** EXTRACTED INFORMATION follows **
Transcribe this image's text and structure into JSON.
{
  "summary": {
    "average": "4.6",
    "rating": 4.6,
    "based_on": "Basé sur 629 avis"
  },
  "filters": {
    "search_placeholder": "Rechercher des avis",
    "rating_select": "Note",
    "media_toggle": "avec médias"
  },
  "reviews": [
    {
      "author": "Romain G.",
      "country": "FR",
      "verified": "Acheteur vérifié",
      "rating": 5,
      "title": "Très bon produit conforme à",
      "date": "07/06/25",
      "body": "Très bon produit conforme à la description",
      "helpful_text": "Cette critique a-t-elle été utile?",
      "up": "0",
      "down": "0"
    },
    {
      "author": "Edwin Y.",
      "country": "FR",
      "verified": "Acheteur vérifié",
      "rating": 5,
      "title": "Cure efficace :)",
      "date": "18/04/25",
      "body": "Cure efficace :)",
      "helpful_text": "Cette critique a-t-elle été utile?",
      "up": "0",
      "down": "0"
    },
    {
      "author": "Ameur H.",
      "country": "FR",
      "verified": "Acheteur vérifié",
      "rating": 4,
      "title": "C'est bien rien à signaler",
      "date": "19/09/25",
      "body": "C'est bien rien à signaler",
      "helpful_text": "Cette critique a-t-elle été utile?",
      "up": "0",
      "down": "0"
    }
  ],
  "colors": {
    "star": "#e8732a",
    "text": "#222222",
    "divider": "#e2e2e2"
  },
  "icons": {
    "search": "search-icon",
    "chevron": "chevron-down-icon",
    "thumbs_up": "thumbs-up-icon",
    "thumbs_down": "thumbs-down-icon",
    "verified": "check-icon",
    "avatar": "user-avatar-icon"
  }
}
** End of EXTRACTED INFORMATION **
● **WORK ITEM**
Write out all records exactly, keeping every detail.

● **TASK SOLUTION**
Transcribe this image's text and structure into JSON.
{
  "summary": {
    "average": "4.6",
    "rating": 4.6,
    "based_on": "Basé sur 629 avis"
  },
  "filters": {
    "search_placeholder": "Rechercher des avis",
    "rating_select": "Note",
    "media_toggle": "avec médias"
  },
  "reviews": [
    {
      "author": "Romain G.",
      "country": "FR",
      "verified": "Acheteur vérifié",
      "rating": 5,
      "title": "Très bon produit conforme à",
      "date": "07/06/25",
      "body": "Très bon produit conforme à la description",
      "helpful_text": "Cette critique a-t-elle été utile?",
      "up": "0",
      "down": "0"
    },
    {
      "author": "Edwin Y.",
      "country": "FR",
      "verified": "Acheteur vérifié",
      "rating": 5,
      "title": "Cure efficace :)",
      "date": "18/04/25",
      "body": "Cure efficace :)",
      "helpful_text": "Cette critique a-t-elle été utile?",
      "up": "0",
      "down": "0"
    },
    {
      "author": "Ameur H.",
      "country": "FR",
      "verified": "Acheteur vérifié",
      "rating": 4,
      "title": "C'est bien rien à signaler",
      "date": "19/09/25",
      "body": "C'est bien rien à signaler",
      "helpful_text": "Cette critique a-t-elle été utile?",
      "up": "0",
      "down": "0"
    }
  ],
  "colors": {
    "star": "#e8732a",
    "text": "#222222",
    "divider": "#e2e2e2"
  },
  "icons": {
    "search": "search-icon",
    "chevron": "chevron-down-icon",
    "thumbs_up": "thumbs-up-icon",
    "thumbs_down": "thumbs-down-icon",
    "verified": "check-icon",
    "avatar": "user-avatar-icon"
  }
}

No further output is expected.